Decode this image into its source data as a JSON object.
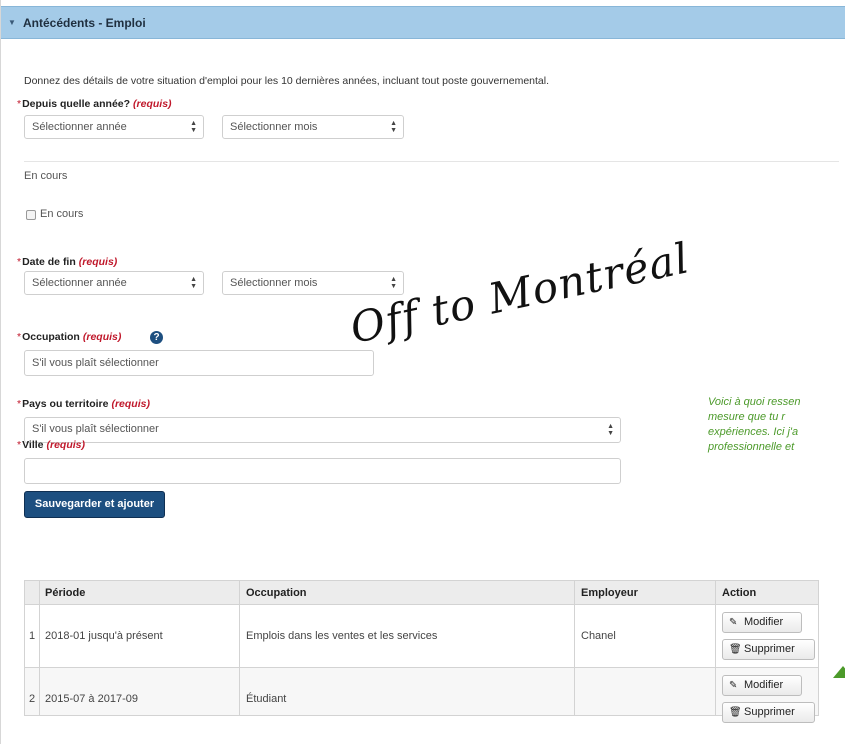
{
  "section": {
    "title": "Antécédents - Emploi"
  },
  "intro": "Donnez des détails de votre situation d'emploi pour les 10 dernières années, incluant tout poste gouvernemental.",
  "since": {
    "label": "Depuis quelle année?",
    "required": "(requis)",
    "year_value": "Sélectionner année",
    "month_value": "Sélectionner mois"
  },
  "ongoing": {
    "label": "En cours",
    "checkbox_label": "En cours"
  },
  "end_date": {
    "label": "Date de fin",
    "required": "(requis)",
    "year_value": "Sélectionner année",
    "month_value": "Sélectionner mois"
  },
  "occupation": {
    "label": "Occupation",
    "required": "(requis)",
    "value": "S'il vous plaît sélectionner"
  },
  "country": {
    "label": "Pays ou territoire",
    "required": "(requis)",
    "value": "S'il vous plaît sélectionner"
  },
  "city": {
    "label": "Ville",
    "required": "(requis)",
    "value": ""
  },
  "save_button": "Sauvegarder et ajouter",
  "table": {
    "headers": [
      "Période",
      "Occupation",
      "Employeur",
      "Action"
    ],
    "rows": [
      {
        "index": "1",
        "period": "2018-01 jusqu'à présent",
        "occupation": "Emplois dans les ventes et les services",
        "employer": "Chanel",
        "edit": "Modifier",
        "delete": "Supprimer"
      },
      {
        "index": "2",
        "period": "2015-07 à 2017-09",
        "occupation": "Étudiant",
        "employer": "",
        "edit": "Modifier",
        "delete": "Supprimer"
      }
    ]
  },
  "overlay_text": "Off to Montréal",
  "note_lines": [
    "Voici à quoi ressen",
    "mesure que tu r",
    "expériences. Ici j'a",
    "professionnelle et"
  ],
  "icons": {
    "caret": "caret-down-icon",
    "help": "question-circle-icon",
    "edit": "pencil-icon",
    "delete": "trash-icon"
  },
  "colors": {
    "header": "#a4cbe8",
    "primary_button": "#1d4f80",
    "required": "#c0182b",
    "note": "#4c9a2a"
  }
}
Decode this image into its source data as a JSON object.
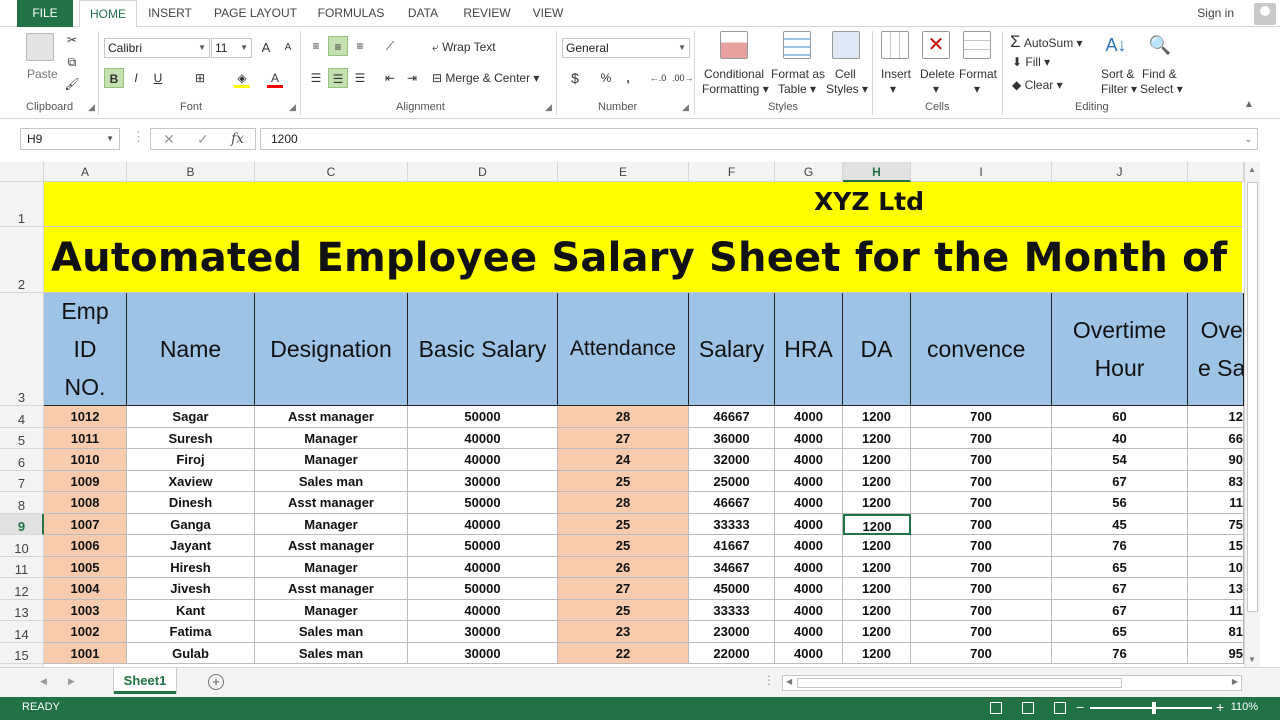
{
  "ribbon_tabs": [
    "FILE",
    "HOME",
    "INSERT",
    "PAGE LAYOUT",
    "FORMULAS",
    "DATA",
    "REVIEW",
    "VIEW"
  ],
  "signin": "Sign in",
  "ribbon": {
    "clipboard": {
      "paste": "Paste",
      "label": "Clipboard"
    },
    "font": {
      "name": "Calibri",
      "size": "11",
      "label": "Font",
      "bold": "B",
      "italic": "I",
      "underline": "U",
      "grow": "A",
      "shrink": "A"
    },
    "alignment": {
      "wrap_text": "Wrap Text",
      "merge_center": "Merge & Center",
      "label": "Alignment"
    },
    "number": {
      "format": "General",
      "currency": "$",
      "percent": "%",
      "comma": ",",
      "label": "Number"
    },
    "styles": {
      "conditional_1": "Conditional",
      "conditional_2": "Formatting",
      "format_table_1": "Format as",
      "format_table_2": "Table",
      "cell_styles_1": "Cell",
      "cell_styles_2": "Styles",
      "label": "Styles"
    },
    "cells": {
      "insert": "Insert",
      "delete": "Delete",
      "format": "Format",
      "label": "Cells"
    },
    "editing": {
      "autosum": "AutoSum",
      "fill": "Fill",
      "clear": "Clear",
      "sort_1": "Sort &",
      "sort_2": "Filter",
      "find_1": "Find &",
      "find_2": "Select",
      "label": "Editing"
    },
    "colors": {
      "accent": "#217346",
      "font_color_bar": "#ff0000",
      "fill_color_bar": "#ffff00"
    }
  },
  "formula_bar": {
    "name_box": "H9",
    "formula": "1200",
    "fx": "fx"
  },
  "columns": [
    "A",
    "B",
    "C",
    "D",
    "E",
    "F",
    "G",
    "H",
    "I",
    "J"
  ],
  "selected_column": "H",
  "rows": [
    "1",
    "2",
    "3",
    "4",
    "5",
    "6",
    "7",
    "8",
    "9",
    "10",
    "11",
    "12",
    "13",
    "14",
    "15"
  ],
  "selected_row": "9",
  "sheet": {
    "company": "XYZ Ltd",
    "title": "Automated Employee Salary Sheet for the Month of ……",
    "headers": {
      "emp_id": [
        "Emp",
        "ID",
        "NO."
      ],
      "name": "Name",
      "designation": "Designation",
      "basic_salary": "Basic Salary",
      "attendance": "Attendance",
      "salary": "Salary",
      "hra": "HRA",
      "da": "DA",
      "convence": "convence",
      "overtime_hour": [
        "Overtime",
        "Hour"
      ],
      "overtime_salary": [
        "Ove",
        "e Sa"
      ]
    },
    "data": [
      [
        "1012",
        "Sagar",
        "Asst manager",
        "50000",
        "28",
        "46667",
        "4000",
        "1200",
        "700",
        "60",
        "12"
      ],
      [
        "1011",
        "Suresh",
        "Manager",
        "40000",
        "27",
        "36000",
        "4000",
        "1200",
        "700",
        "40",
        "66"
      ],
      [
        "1010",
        "Firoj",
        "Manager",
        "40000",
        "24",
        "32000",
        "4000",
        "1200",
        "700",
        "54",
        "90"
      ],
      [
        "1009",
        "Xaview",
        "Sales man",
        "30000",
        "25",
        "25000",
        "4000",
        "1200",
        "700",
        "67",
        "83"
      ],
      [
        "1008",
        "Dinesh",
        "Asst manager",
        "50000",
        "28",
        "46667",
        "4000",
        "1200",
        "700",
        "56",
        "11"
      ],
      [
        "1007",
        "Ganga",
        "Manager",
        "40000",
        "25",
        "33333",
        "4000",
        "1200",
        "700",
        "45",
        "75"
      ],
      [
        "1006",
        "Jayant",
        "Asst manager",
        "50000",
        "25",
        "41667",
        "4000",
        "1200",
        "700",
        "76",
        "15"
      ],
      [
        "1005",
        "Hiresh",
        "Manager",
        "40000",
        "26",
        "34667",
        "4000",
        "1200",
        "700",
        "65",
        "10"
      ],
      [
        "1004",
        "Jivesh",
        "Asst manager",
        "50000",
        "27",
        "45000",
        "4000",
        "1200",
        "700",
        "67",
        "13"
      ],
      [
        "1003",
        "Kant",
        "Manager",
        "40000",
        "25",
        "33333",
        "4000",
        "1200",
        "700",
        "67",
        "11"
      ],
      [
        "1002",
        "Fatima",
        "Sales man",
        "30000",
        "23",
        "23000",
        "4000",
        "1200",
        "700",
        "65",
        "81"
      ],
      [
        "1001",
        "Gulab",
        "Sales man",
        "30000",
        "22",
        "22000",
        "4000",
        "1200",
        "700",
        "76",
        "95"
      ]
    ]
  },
  "sheet_tabs": [
    "Sheet1"
  ],
  "add_sheet": "+",
  "status": {
    "ready": "READY",
    "zoom": "110%"
  }
}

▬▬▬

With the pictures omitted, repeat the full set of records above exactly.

Decode this image into its source data as a JSON object.
{
  "section": {
    "title": "Antécédents - Emploi"
  },
  "intro": "Donnez des détails de votre situation d'emploi pour les 10 dernières années, incluant tout poste gouvernemental.",
  "since": {
    "label": "Depuis quelle année?",
    "required": "(requis)",
    "year_value": "Sélectionner année",
    "month_value": "Sélectionner mois"
  },
  "ongoing": {
    "label": "En cours",
    "checkbox_label": "En cours"
  },
  "end_date": {
    "label": "Date de fin",
    "required": "(requis)",
    "year_value": "Sélectionner année",
    "month_value": "Sélectionner mois"
  },
  "occupation": {
    "label": "Occupation",
    "required": "(requis)",
    "value": "S'il vous plaît sélectionner"
  },
  "country": {
    "label": "Pays ou territoire",
    "required": "(requis)",
    "value": "S'il vous plaît sélectionner"
  },
  "city": {
    "label": "Ville",
    "required": "(requis)",
    "value": ""
  },
  "save_button": "Sauvegarder et ajouter",
  "table": {
    "headers": [
      "Période",
      "Occupation",
      "Employeur",
      "Action"
    ],
    "rows": [
      {
        "index": "1",
        "period": "2018-01 jusqu'à présent",
        "occupation": "Emplois dans les ventes et les services",
        "employer": "Chanel",
        "edit": "Modifier",
        "delete": "Supprimer"
      },
      {
        "index": "2",
        "period": "2015-07 à 2017-09",
        "occupation": "Étudiant",
        "employer": "",
        "edit": "Modifier",
        "delete": "Supprimer"
      }
    ]
  },
  "overlay_text": "Off to Montréal",
  "note_lines": [
    "Voici à quoi ressen",
    "mesure que tu r",
    "expériences. Ici j'a",
    "professionnelle et"
  ],
  "icons": {
    "caret": "caret-down-icon",
    "help": "question-circle-icon",
    "edit": "pencil-icon",
    "delete": "trash-icon"
  },
  "colors": {
    "header": "#a4cbe8",
    "primary_button": "#1d4f80",
    "required": "#c0182b",
    "note": "#4c9a2a"
  }
}
Decode this image into its source data as a JSON object.
{
  "ribbon_tabs": [
    "FILE",
    "HOME",
    "INSERT",
    "PAGE LAYOUT",
    "FORMULAS",
    "DATA",
    "REVIEW",
    "VIEW"
  ],
  "signin": "Sign in",
  "ribbon": {
    "clipboard": {
      "paste": "Paste",
      "label": "Clipboard"
    },
    "font": {
      "name": "Calibri",
      "size": "11",
      "label": "Font",
      "bold": "B",
      "italic": "I",
      "underline": "U",
      "grow": "A",
      "shrink": "A"
    },
    "alignment": {
      "wrap_text": "Wrap Text",
      "merge_center": "Merge & Center",
      "label": "Alignment"
    },
    "number": {
      "format": "General",
      "currency": "$",
      "percent": "%",
      "comma": ",",
      "label": "Number"
    },
    "styles": {
      "conditional_1": "Conditional",
      "conditional_2": "Formatting",
      "format_table_1": "Format as",
      "format_table_2": "Table",
      "cell_styles_1": "Cell",
      "cell_styles_2": "Styles",
      "label": "Styles"
    },
    "cells": {
      "insert": "Insert",
      "delete": "Delete",
      "format": "Format",
      "label": "Cells"
    },
    "editing": {
      "autosum": "AutoSum",
      "fill": "Fill",
      "clear": "Clear",
      "sort_1": "Sort &",
      "sort_2": "Filter",
      "find_1": "Find &",
      "find_2": "Select",
      "label": "Editing"
    },
    "colors": {
      "accent": "#217346",
      "font_color_bar": "#ff0000",
      "fill_color_bar": "#ffff00"
    }
  },
  "formula_bar": {
    "name_box": "H9",
    "formula": "1200",
    "fx": "fx"
  },
  "columns": [
    "A",
    "B",
    "C",
    "D",
    "E",
    "F",
    "G",
    "H",
    "I",
    "J"
  ],
  "selected_column": "H",
  "rows": [
    "1",
    "2",
    "3",
    "4",
    "5",
    "6",
    "7",
    "8",
    "9",
    "10",
    "11",
    "12",
    "13",
    "14",
    "15"
  ],
  "selected_row": "9",
  "sheet": {
    "company": "XYZ Ltd",
    "title": "Automated Employee Salary Sheet for the Month of ……",
    "headers": {
      "emp_id": [
        "Emp",
        "ID",
        "NO."
      ],
      "name": "Name",
      "designation": "Designation",
      "basic_salary": "Basic Salary",
      "attendance": "Attendance",
      "salary": "Salary",
      "hra": "HRA",
      "da": "DA",
      "convence": "convence",
      "overtime_hour": [
        "Overtime",
        "Hour"
      ],
      "overtime_salary": [
        "Ove",
        "e Sa"
      ]
    },
    "data": [
      [
        "1012",
        "Sagar",
        "Asst manager",
        "50000",
        "28",
        "46667",
        "4000",
        "1200",
        "700",
        "60",
        "12"
      ],
      [
        "1011",
        "Suresh",
        "Manager",
        "40000",
        "27",
        "36000",
        "4000",
        "1200",
        "700",
        "40",
        "66"
      ],
      [
        "1010",
        "Firoj",
        "Manager",
        "40000",
        "24",
        "32000",
        "4000",
        "1200",
        "700",
        "54",
        "90"
      ],
      [
        "1009",
        "Xaview",
        "Sales man",
        "30000",
        "25",
        "25000",
        "4000",
        "1200",
        "700",
        "67",
        "83"
      ],
      [
        "1008",
        "Dinesh",
        "Asst manager",
        "50000",
        "28",
        "46667",
        "4000",
        "1200",
        "700",
        "56",
        "11"
      ],
      [
        "1007",
        "Ganga",
        "Manager",
        "40000",
        "25",
        "33333",
        "4000",
        "1200",
        "700",
        "45",
        "75"
      ],
      [
        "1006",
        "Jayant",
        "Asst manager",
        "50000",
        "25",
        "41667",
        "4000",
        "1200",
        "700",
        "76",
        "15"
      ],
      [
        "1005",
        "Hiresh",
        "Manager",
        "40000",
        "26",
        "34667",
        "4000",
        "1200",
        "700",
        "65",
        "10"
      ],
      [
        "1004",
        "Jivesh",
        "Asst manager",
        "50000",
        "27",
        "45000",
        "4000",
        "1200",
        "700",
        "67",
        "13"
      ],
      [
        "1003",
        "Kant",
        "Manager",
        "40000",
        "25",
        "33333",
        "4000",
        "1200",
        "700",
        "67",
        "11"
      ],
      [
        "1002",
        "Fatima",
        "Sales man",
        "30000",
        "23",
        "23000",
        "4000",
        "1200",
        "700",
        "65",
        "81"
      ],
      [
        "1001",
        "Gulab",
        "Sales man",
        "30000",
        "22",
        "22000",
        "4000",
        "1200",
        "700",
        "76",
        "95"
      ]
    ]
  },
  "sheet_tabs": [
    "Sheet1"
  ],
  "add_sheet": "+",
  "status": {
    "ready": "READY",
    "zoom": "110%"
  }
}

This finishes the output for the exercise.